** Assignment **
Number of lines with "glyph" in the listing: report it, and nothing else.

(Information supplied begins)

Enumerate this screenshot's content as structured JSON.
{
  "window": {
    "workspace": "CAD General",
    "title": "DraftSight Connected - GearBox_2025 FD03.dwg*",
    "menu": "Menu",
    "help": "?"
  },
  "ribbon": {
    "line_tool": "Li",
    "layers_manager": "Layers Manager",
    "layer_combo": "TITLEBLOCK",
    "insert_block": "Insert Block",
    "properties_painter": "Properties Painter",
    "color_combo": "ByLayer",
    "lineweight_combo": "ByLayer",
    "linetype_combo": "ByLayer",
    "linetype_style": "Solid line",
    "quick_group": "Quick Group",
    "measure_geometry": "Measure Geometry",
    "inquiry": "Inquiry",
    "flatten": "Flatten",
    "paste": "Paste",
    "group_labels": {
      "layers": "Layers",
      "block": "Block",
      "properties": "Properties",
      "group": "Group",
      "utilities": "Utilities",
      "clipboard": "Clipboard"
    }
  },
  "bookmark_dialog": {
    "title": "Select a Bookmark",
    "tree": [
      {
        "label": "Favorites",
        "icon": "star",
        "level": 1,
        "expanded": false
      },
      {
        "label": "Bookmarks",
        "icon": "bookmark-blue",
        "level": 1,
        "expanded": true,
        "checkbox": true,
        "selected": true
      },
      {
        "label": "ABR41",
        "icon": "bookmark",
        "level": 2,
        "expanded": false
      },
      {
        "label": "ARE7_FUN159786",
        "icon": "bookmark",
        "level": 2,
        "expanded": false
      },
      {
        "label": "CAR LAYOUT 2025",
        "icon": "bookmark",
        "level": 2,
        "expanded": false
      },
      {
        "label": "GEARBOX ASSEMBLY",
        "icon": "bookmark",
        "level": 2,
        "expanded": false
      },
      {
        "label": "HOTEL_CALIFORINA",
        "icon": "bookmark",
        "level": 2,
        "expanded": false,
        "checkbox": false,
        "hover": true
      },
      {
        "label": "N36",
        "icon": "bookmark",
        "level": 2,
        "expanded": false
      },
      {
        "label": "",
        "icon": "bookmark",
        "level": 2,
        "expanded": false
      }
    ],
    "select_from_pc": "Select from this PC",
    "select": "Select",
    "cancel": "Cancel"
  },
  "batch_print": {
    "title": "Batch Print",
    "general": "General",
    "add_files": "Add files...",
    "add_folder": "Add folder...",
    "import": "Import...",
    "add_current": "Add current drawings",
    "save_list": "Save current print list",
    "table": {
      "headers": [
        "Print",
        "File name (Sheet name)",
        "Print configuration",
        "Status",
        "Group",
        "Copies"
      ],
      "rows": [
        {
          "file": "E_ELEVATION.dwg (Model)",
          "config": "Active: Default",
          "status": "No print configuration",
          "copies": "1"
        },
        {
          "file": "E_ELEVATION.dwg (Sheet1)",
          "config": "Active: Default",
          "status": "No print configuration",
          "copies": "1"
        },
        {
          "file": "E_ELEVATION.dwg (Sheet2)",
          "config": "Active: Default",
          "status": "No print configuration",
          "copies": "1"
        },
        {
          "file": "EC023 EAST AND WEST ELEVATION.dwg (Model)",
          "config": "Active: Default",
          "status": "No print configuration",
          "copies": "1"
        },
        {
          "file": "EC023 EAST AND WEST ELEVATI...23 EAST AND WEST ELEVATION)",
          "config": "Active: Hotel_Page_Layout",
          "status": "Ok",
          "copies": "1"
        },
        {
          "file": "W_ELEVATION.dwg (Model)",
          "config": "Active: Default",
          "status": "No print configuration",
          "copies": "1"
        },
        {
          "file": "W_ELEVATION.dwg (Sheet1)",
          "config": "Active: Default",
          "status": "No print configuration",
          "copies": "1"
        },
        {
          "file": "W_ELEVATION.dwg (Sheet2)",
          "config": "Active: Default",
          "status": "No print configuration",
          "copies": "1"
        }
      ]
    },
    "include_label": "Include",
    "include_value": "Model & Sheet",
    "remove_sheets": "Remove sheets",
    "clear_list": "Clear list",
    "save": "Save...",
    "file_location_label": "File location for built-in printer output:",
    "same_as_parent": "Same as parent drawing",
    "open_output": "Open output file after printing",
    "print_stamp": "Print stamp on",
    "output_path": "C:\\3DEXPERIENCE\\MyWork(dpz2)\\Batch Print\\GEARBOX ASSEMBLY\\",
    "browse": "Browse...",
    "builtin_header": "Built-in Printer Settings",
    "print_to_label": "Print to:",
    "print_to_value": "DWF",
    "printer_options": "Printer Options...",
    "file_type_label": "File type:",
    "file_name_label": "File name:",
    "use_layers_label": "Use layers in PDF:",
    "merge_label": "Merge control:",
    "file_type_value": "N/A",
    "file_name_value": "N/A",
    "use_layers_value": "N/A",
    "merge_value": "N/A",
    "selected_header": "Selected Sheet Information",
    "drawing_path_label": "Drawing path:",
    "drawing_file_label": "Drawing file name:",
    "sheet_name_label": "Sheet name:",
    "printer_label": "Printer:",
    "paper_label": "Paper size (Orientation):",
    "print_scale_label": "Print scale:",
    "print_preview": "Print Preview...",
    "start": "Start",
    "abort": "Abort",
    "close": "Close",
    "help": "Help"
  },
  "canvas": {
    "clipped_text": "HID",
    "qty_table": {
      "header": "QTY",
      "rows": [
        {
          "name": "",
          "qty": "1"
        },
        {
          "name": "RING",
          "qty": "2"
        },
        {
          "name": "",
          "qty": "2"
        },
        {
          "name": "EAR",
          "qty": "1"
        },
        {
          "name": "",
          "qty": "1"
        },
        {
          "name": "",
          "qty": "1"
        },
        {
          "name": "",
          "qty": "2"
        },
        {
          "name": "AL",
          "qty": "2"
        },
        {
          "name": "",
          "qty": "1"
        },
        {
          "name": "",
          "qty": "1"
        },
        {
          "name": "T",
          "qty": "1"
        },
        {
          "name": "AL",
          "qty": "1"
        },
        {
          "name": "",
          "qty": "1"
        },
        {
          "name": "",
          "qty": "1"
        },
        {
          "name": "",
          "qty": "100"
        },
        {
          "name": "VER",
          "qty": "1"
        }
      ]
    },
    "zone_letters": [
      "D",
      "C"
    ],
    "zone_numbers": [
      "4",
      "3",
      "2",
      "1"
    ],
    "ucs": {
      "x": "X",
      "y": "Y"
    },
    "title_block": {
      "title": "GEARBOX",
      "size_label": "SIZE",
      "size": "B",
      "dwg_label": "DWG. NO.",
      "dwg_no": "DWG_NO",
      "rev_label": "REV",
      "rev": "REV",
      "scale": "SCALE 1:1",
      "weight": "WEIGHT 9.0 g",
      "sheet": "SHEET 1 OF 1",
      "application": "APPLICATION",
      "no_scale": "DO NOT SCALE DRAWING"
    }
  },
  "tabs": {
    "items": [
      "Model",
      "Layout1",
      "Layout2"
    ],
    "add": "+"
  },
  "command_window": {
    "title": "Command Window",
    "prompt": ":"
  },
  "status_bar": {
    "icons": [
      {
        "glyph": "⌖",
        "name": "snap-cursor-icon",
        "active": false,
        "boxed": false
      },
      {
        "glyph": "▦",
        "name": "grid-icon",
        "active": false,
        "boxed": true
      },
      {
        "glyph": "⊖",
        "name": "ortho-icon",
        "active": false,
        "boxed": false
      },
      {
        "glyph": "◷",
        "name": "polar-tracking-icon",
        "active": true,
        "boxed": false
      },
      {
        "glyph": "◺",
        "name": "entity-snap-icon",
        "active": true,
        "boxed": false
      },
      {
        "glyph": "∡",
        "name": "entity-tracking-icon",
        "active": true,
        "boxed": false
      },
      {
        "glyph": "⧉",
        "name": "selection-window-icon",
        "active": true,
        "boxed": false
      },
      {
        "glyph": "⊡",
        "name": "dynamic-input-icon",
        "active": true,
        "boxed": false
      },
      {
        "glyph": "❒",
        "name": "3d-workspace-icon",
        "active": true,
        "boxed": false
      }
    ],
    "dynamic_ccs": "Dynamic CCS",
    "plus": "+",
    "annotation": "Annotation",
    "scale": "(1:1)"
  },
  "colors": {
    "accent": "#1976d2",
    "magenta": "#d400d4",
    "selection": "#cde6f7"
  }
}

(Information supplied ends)

** Answer box **
9